Federal prison union officials and inmate advocates warn that the combination of chronic understaffing, a new leave policy and the realities of coronavirus quarantines could lead to the first nationwide federal prison lockdown since 1995.
As coronavirus races across the country, staffing challenges are particularly complicated in the nation’s jails and prisons where conditions create a tinderbox for contagion.
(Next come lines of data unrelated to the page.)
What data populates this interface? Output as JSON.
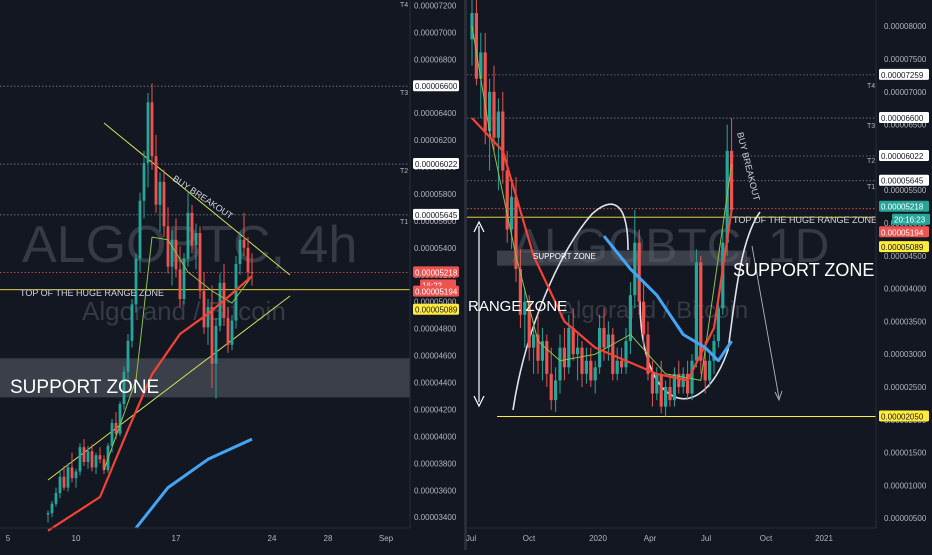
{
  "colors": {
    "background": "#131722",
    "panel_border": "#2a2e39",
    "grid_dotted": "#787b86",
    "up_candle": "#26a69a",
    "down_candle": "#ef5350",
    "trend_line": "#d4e157",
    "support_band": "#5d606b",
    "yellow_level": "#ffeb3b",
    "red_ma": "#f44336",
    "blue_ma": "#42a5f5",
    "green_ma": "#8bc34a",
    "watermark": "#363a45",
    "price_tag_red": "#ef5350",
    "price_tag_yellow": "#ffeb3b",
    "price_tag_teal": "#26a69a"
  },
  "left_panel": {
    "watermark_symbol": "ALGOBTC, 4h",
    "watermark_name": "Algorand / Bitcoin",
    "annotations": {
      "buy_breakout": "BUY BREAKOUT",
      "range_top": "TOP OF THE HUGE RANGE ZONE",
      "support_zone": "SUPPORT ZONE"
    },
    "target_labels": [
      "T4",
      "T3",
      "T2",
      "T1"
    ],
    "axis_ticks": [
      "0.00007200",
      "0.00007000",
      "0.00006800",
      "0.00006600",
      "0.00006400",
      "0.00006200",
      "0.00006000",
      "0.00005800",
      "0.00005600",
      "0.00005400",
      "0.00005200",
      "0.00005000",
      "0.00004800",
      "0.00004600",
      "0.00004400",
      "0.00004200",
      "0.00004000",
      "0.00003800",
      "0.00003600",
      "0.00003400"
    ],
    "level_tags": {
      "t3": "0.00006600",
      "t2": "0.00006022",
      "t1": "0.00005645",
      "last_price": "0.00005218",
      "countdown": "16:23",
      "ma_red": "0.00005194",
      "range_top": "0.00005089"
    },
    "x_ticks": [
      "5",
      "10",
      "17",
      "24",
      "28",
      "Sep"
    ]
  },
  "right_panel": {
    "watermark_symbol": "ALGOBTC, 1D",
    "watermark_name": "Algorand / Bitcoin",
    "annotations": {
      "buy_breakout": "BUY BREAKOUT",
      "range_top": "TOP OF THE HUGE RANGE ZONE",
      "support_zone_small": "SUPPORT ZONE",
      "support_zone_big": "SUPPORT ZONE",
      "range_zone": "RANGE ZONE"
    },
    "target_labels": [
      "T4",
      "T3",
      "T2",
      "T1"
    ],
    "axis_ticks": [
      "0.00008000",
      "0.00007500",
      "0.00007000",
      "0.00006500",
      "0.00006000",
      "0.00005500",
      "0.00005000",
      "0.00004500",
      "0.00004000",
      "0.00003500",
      "0.00003000",
      "0.00002500",
      "0.00002000",
      "0.00001500",
      "0.00001000",
      "0.00000500"
    ],
    "level_tags": {
      "t4": "0.00007259",
      "t3": "0.00006600",
      "t2": "0.00006022",
      "t1": "0.00005645",
      "last_price": "0.00005218",
      "countdown": "20:16:23",
      "ma_red": "0.00005194",
      "range_top": "0.00005089",
      "support_bottom": "0.00002050"
    },
    "x_ticks": [
      "Jul",
      "Oct",
      "2020",
      "Apr",
      "Jul",
      "Oct",
      "2021"
    ]
  },
  "chart_data": [
    {
      "type": "candlestick",
      "title": "ALGOBTC, 4h",
      "subtitle": "Algorand / Bitcoin",
      "x_ticks": [
        "5",
        "10",
        "17",
        "24",
        "28",
        "Sep"
      ],
      "ylim": [
        3.32e-05,
        7.24e-05
      ],
      "horizontal_levels": {
        "T3": 6.6e-05,
        "T2": 6.022e-05,
        "T1": 5.645e-05,
        "last": 5.218e-05,
        "ma_red": 5.194e-05,
        "range_top": 5.089e-05
      },
      "support_zone": [
        4.29e-05,
        4.58e-05
      ],
      "candles": [
        [
          3.42e-05,
          3.45e-05,
          3.36e-05,
          3.43e-05
        ],
        [
          3.43e-05,
          3.52e-05,
          3.4e-05,
          3.5e-05
        ],
        [
          3.5e-05,
          3.62e-05,
          3.48e-05,
          3.58e-05
        ],
        [
          3.58e-05,
          3.75e-05,
          3.54e-05,
          3.7e-05
        ],
        [
          3.7e-05,
          3.78e-05,
          3.6e-05,
          3.62e-05
        ],
        [
          3.62e-05,
          3.8e-05,
          3.59e-05,
          3.77e-05
        ],
        [
          3.77e-05,
          3.88e-05,
          3.66e-05,
          3.69e-05
        ],
        [
          3.69e-05,
          3.76e-05,
          3.62e-05,
          3.74e-05
        ],
        [
          3.74e-05,
          3.95e-05,
          3.71e-05,
          3.92e-05
        ],
        [
          3.92e-05,
          3.98e-05,
          3.78e-05,
          3.81e-05
        ],
        [
          3.81e-05,
          3.93e-05,
          3.76e-05,
          3.89e-05
        ],
        [
          3.89e-05,
          3.94e-05,
          3.74e-05,
          3.77e-05
        ],
        [
          3.77e-05,
          3.88e-05,
          3.72e-05,
          3.86e-05
        ],
        [
          3.86e-05,
          3.92e-05,
          3.8e-05,
          3.83e-05
        ],
        [
          3.83e-05,
          3.86e-05,
          3.72e-05,
          3.75e-05
        ],
        [
          3.75e-05,
          3.95e-05,
          3.73e-05,
          3.93e-05
        ],
        [
          3.93e-05,
          4.13e-05,
          3.88e-05,
          4.1e-05
        ],
        [
          4.1e-05,
          4.18e-05,
          3.98e-05,
          4.02e-05
        ],
        [
          4.02e-05,
          4.26e-05,
          4e-05,
          4.24e-05
        ],
        [
          4.24e-05,
          4.52e-05,
          4.2e-05,
          4.48e-05
        ],
        [
          4.48e-05,
          4.76e-05,
          4.42e-05,
          4.71e-05
        ],
        [
          4.71e-05,
          5.02e-05,
          4.66e-05,
          4.98e-05
        ],
        [
          4.98e-05,
          5.36e-05,
          4.92e-05,
          5.32e-05
        ],
        [
          5.32e-05,
          5.81e-05,
          5.22e-05,
          5.75e-05
        ],
        [
          5.75e-05,
          6.12e-05,
          5.62e-05,
          6.03e-05
        ],
        [
          6.03e-05,
          6.55e-05,
          5.85e-05,
          6.48e-05
        ],
        [
          6.48e-05,
          6.62e-05,
          5.98e-05,
          6.08e-05
        ],
        [
          6.08e-05,
          6.24e-05,
          5.66e-05,
          5.72e-05
        ],
        [
          5.72e-05,
          5.96e-05,
          5.52e-05,
          5.89e-05
        ],
        [
          5.89e-05,
          5.98e-05,
          5.48e-05,
          5.56e-05
        ],
        [
          5.56e-05,
          5.7e-05,
          5.21e-05,
          5.26e-05
        ],
        [
          5.26e-05,
          5.53e-05,
          5.12e-05,
          5.46e-05
        ],
        [
          5.46e-05,
          5.62e-05,
          5.18e-05,
          5.24e-05
        ],
        [
          5.24e-05,
          5.41e-05,
          4.96e-05,
          5.02e-05
        ],
        [
          5.02e-05,
          5.36e-05,
          4.98e-05,
          5.32e-05
        ],
        [
          5.32e-05,
          5.81e-05,
          5.26e-05,
          5.66e-05
        ],
        [
          5.66e-05,
          5.72e-05,
          5.36e-05,
          5.42e-05
        ],
        [
          5.42e-05,
          5.58e-05,
          5.24e-05,
          5.51e-05
        ],
        [
          5.51e-05,
          5.56e-05,
          5.02e-05,
          5.08e-05
        ],
        [
          5.08e-05,
          5.22e-05,
          4.76e-05,
          4.81e-05
        ],
        [
          4.81e-05,
          5.02e-05,
          4.68e-05,
          4.96e-05
        ],
        [
          4.96e-05,
          5.12e-05,
          4.36e-05,
          4.54e-05
        ],
        [
          4.54e-05,
          4.88e-05,
          4.28e-05,
          4.82e-05
        ],
        [
          4.82e-05,
          5.21e-05,
          4.78e-05,
          5.14e-05
        ],
        [
          5.14e-05,
          5.28e-05,
          4.82e-05,
          4.88e-05
        ],
        [
          4.88e-05,
          4.96e-05,
          4.62e-05,
          4.68e-05
        ],
        [
          4.68e-05,
          4.9e-05,
          4.64e-05,
          4.86e-05
        ],
        [
          4.86e-05,
          5.34e-05,
          4.8e-05,
          5.28e-05
        ],
        [
          5.28e-05,
          5.52e-05,
          5.2e-05,
          5.46e-05
        ],
        [
          5.46e-05,
          5.66e-05,
          5.34e-05,
          5.4e-05
        ],
        [
          5.4e-05,
          5.48e-05,
          5.16e-05,
          5.22e-05
        ],
        [
          5.22e-05,
          5.36e-05,
          5.12e-05,
          5.21e-05
        ]
      ],
      "ma_red": [
        [
          0,
          3.3e-05
        ],
        [
          13,
          3.55e-05
        ],
        [
          20,
          4.05e-05
        ],
        [
          26,
          4.46e-05
        ],
        [
          33,
          4.76e-05
        ],
        [
          40,
          4.91e-05
        ],
        [
          46,
          5.06e-05
        ],
        [
          51,
          5.19e-05
        ]
      ],
      "ma_blue": [
        [
          22,
          3.32e-05
        ],
        [
          30,
          3.62e-05
        ],
        [
          40,
          3.83e-05
        ],
        [
          51,
          3.98e-05
        ]
      ],
      "ma_green": [
        [
          14,
          3.75e-05
        ],
        [
          22,
          4.42e-05
        ],
        [
          26,
          5.48e-05
        ],
        [
          30,
          5.46e-05
        ],
        [
          35,
          5.22e-05
        ],
        [
          41,
          5.08e-05
        ],
        [
          46,
          4.99e-05
        ],
        [
          51,
          5.19e-05
        ]
      ]
    },
    {
      "type": "candlestick",
      "title": "ALGOBTC, 1D",
      "subtitle": "Algorand / Bitcoin",
      "x_ticks": [
        "Jul",
        "Oct",
        "2020",
        "Apr",
        "Jul",
        "Oct",
        "2021"
      ],
      "ylim": [
        3.5e-06,
        8.4e-05
      ],
      "horizontal_levels": {
        "T4": 7.259e-05,
        "T3": 6.6e-05,
        "T2": 6.022e-05,
        "T1": 5.645e-05,
        "last": 5.218e-05,
        "ma_red": 5.194e-05,
        "range_top": 5.089e-05,
        "support_bottom": 2.05e-05
      },
      "support_zone": [
        4.35e-05,
        4.58e-05
      ],
      "candles": [
        [
          7.8e-05,
          8.6e-05,
          7.4e-05,
          8.2e-05
        ],
        [
          8.2e-05,
          8.5e-05,
          7.1e-05,
          7.2e-05
        ],
        [
          7.2e-05,
          7.9e-05,
          6.6e-05,
          7.6e-05
        ],
        [
          7.6e-05,
          7.9e-05,
          6.2e-05,
          6.4e-05
        ],
        [
          6.4e-05,
          7.2e-05,
          5.8e-05,
          7e-05
        ],
        [
          7e-05,
          7.4e-05,
          6.1e-05,
          6.3e-05
        ],
        [
          6.3e-05,
          6.9e-05,
          5.5e-05,
          6.7e-05
        ],
        [
          6.7e-05,
          7e-05,
          5.6e-05,
          5.8e-05
        ],
        [
          5.8e-05,
          6.1e-05,
          4.7e-05,
          4.9e-05
        ],
        [
          4.9e-05,
          5.6e-05,
          4.6e-05,
          5.4e-05
        ],
        [
          5.4e-05,
          5.7e-05,
          4.1e-05,
          4.3e-05
        ],
        [
          4.3e-05,
          4.6e-05,
          3.4e-05,
          3.6e-05
        ],
        [
          3.6e-05,
          4e-05,
          3.1e-05,
          3.8e-05
        ],
        [
          3.8e-05,
          3.9e-05,
          2.9e-05,
          3.1e-05
        ],
        [
          3.1e-05,
          3.5e-05,
          2.7e-05,
          3.3e-05
        ],
        [
          3.3e-05,
          3.6e-05,
          2.7e-05,
          2.9e-05
        ],
        [
          2.9e-05,
          3.4e-05,
          2.6e-05,
          3.2e-05
        ],
        [
          3.2e-05,
          3.3e-05,
          2.5e-05,
          2.7e-05
        ],
        [
          2.7e-05,
          3.1e-05,
          2.15e-05,
          2.3e-05
        ],
        [
          2.3e-05,
          2.8e-05,
          2.12e-05,
          2.6e-05
        ],
        [
          2.6e-05,
          3.3e-05,
          2.4e-05,
          3.1e-05
        ],
        [
          3.1e-05,
          3.4e-05,
          2.6e-05,
          2.8e-05
        ],
        [
          2.8e-05,
          3.6e-05,
          2.7e-05,
          3.4e-05
        ],
        [
          3.4e-05,
          3.7e-05,
          2.9e-05,
          3e-05
        ],
        [
          3e-05,
          3.3e-05,
          2.6e-05,
          3.1e-05
        ],
        [
          3.1e-05,
          3.2e-05,
          2.5e-05,
          2.7e-05
        ],
        [
          2.7e-05,
          3.1e-05,
          2.55e-05,
          2.9e-05
        ],
        [
          2.9e-05,
          3.1e-05,
          2.5e-05,
          2.6e-05
        ],
        [
          2.6e-05,
          2.9e-05,
          2.4e-05,
          2.8e-05
        ],
        [
          2.8e-05,
          3.6e-05,
          2.7e-05,
          3.4e-05
        ],
        [
          3.4e-05,
          3.7e-05,
          2.9e-05,
          3.1e-05
        ],
        [
          3.1e-05,
          3.5e-05,
          2.9e-05,
          3.3e-05
        ],
        [
          3.3e-05,
          3.4e-05,
          2.6e-05,
          2.7e-05
        ],
        [
          2.7e-05,
          3.1e-05,
          2.6e-05,
          2.9e-05
        ],
        [
          2.9e-05,
          3.1e-05,
          2.7e-05,
          2.8e-05
        ],
        [
          2.8e-05,
          3.4e-05,
          2.7e-05,
          3.2e-05
        ],
        [
          3.2e-05,
          4.1e-05,
          3e-05,
          3.9e-05
        ],
        [
          3.9e-05,
          5.2e-05,
          3.7e-05,
          4.7e-05
        ],
        [
          4.7e-05,
          4.9e-05,
          3.6e-05,
          3.8e-05
        ],
        [
          3.8e-05,
          4.1e-05,
          3.1e-05,
          3.3e-05
        ],
        [
          3.3e-05,
          3.5e-05,
          2.6e-05,
          2.7e-05
        ],
        [
          2.7e-05,
          2.9e-05,
          2.2e-05,
          2.4e-05
        ],
        [
          2.4e-05,
          2.8e-05,
          2.3e-05,
          2.7e-05
        ],
        [
          2.7e-05,
          2.9e-05,
          2.1e-05,
          2.2e-05
        ],
        [
          2.2e-05,
          2.6e-05,
          2.05e-05,
          2.5e-05
        ],
        [
          2.5e-05,
          2.7e-05,
          2.2e-05,
          2.3e-05
        ],
        [
          2.3e-05,
          2.8e-05,
          2.2e-05,
          2.7e-05
        ],
        [
          2.7e-05,
          2.9e-05,
          2.4e-05,
          2.5e-05
        ],
        [
          2.5e-05,
          2.8e-05,
          2.4e-05,
          2.7e-05
        ],
        [
          2.7e-05,
          2.9e-05,
          2.3e-05,
          2.4e-05
        ],
        [
          2.4e-05,
          3e-05,
          2.3e-05,
          2.9e-05
        ],
        [
          2.9e-05,
          4.6e-05,
          2.8e-05,
          4.4e-05
        ],
        [
          4.4e-05,
          4.5e-05,
          2.7e-05,
          2.9e-05
        ],
        [
          2.9e-05,
          3.2e-05,
          2.4e-05,
          2.6e-05
        ],
        [
          2.6e-05,
          3e-05,
          2.5e-05,
          2.9e-05
        ],
        [
          2.9e-05,
          3.3e-05,
          2.7e-05,
          3.2e-05
        ],
        [
          3.2e-05,
          3.9e-05,
          3.1e-05,
          3.7e-05
        ],
        [
          3.7e-05,
          4.9e-05,
          3.6e-05,
          4.7e-05
        ],
        [
          4.7e-05,
          6.5e-05,
          4.5e-05,
          6.1e-05
        ],
        [
          6.1e-05,
          6.6e-05,
          5.1e-05,
          5.2e-05
        ]
      ],
      "ma_red": [
        [
          0,
          6.6e-05
        ],
        [
          7,
          6.1e-05
        ],
        [
          14,
          4.5e-05
        ],
        [
          21,
          3.5e-05
        ],
        [
          28,
          3.1e-05
        ],
        [
          35,
          2.9e-05
        ],
        [
          42,
          2.7e-05
        ],
        [
          49,
          2.6e-05
        ],
        [
          55,
          3.4e-05
        ],
        [
          59,
          5.2e-05
        ]
      ],
      "ma_green": [
        [
          0,
          8e-05
        ],
        [
          4,
          6.4e-05
        ],
        [
          10,
          4.5e-05
        ],
        [
          15,
          3.2e-05
        ],
        [
          20,
          2.9e-05
        ],
        [
          28,
          3e-05
        ],
        [
          36,
          3.3e-05
        ],
        [
          44,
          2.7e-05
        ],
        [
          52,
          2.6e-05
        ],
        [
          59,
          5.9e-05
        ]
      ],
      "ma_blue": [
        [
          30,
          4.8e-05
        ],
        [
          36,
          4.3e-05
        ],
        [
          42,
          3.9e-05
        ],
        [
          48,
          3.3e-05
        ],
        [
          53,
          3.1e-05
        ],
        [
          56,
          2.9e-05
        ],
        [
          59,
          3.2e-05
        ]
      ]
    }
  ]
}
There is no such thing as teleworking for a correctional officer tasked with guarding inmates.
Union leaders for the Council of Prison Locals worry that existing low staffing levels in federal detention centers and prisons — which have required teachers and other social workers to fill in for correctional officers in the past — will exacerbate the impact of losing staff members to quarantines for coronavirus infections.
The federal prison system, which houses nearly 175,000 inmates, represents only a fraction of the overall prison and jail complex in the United States.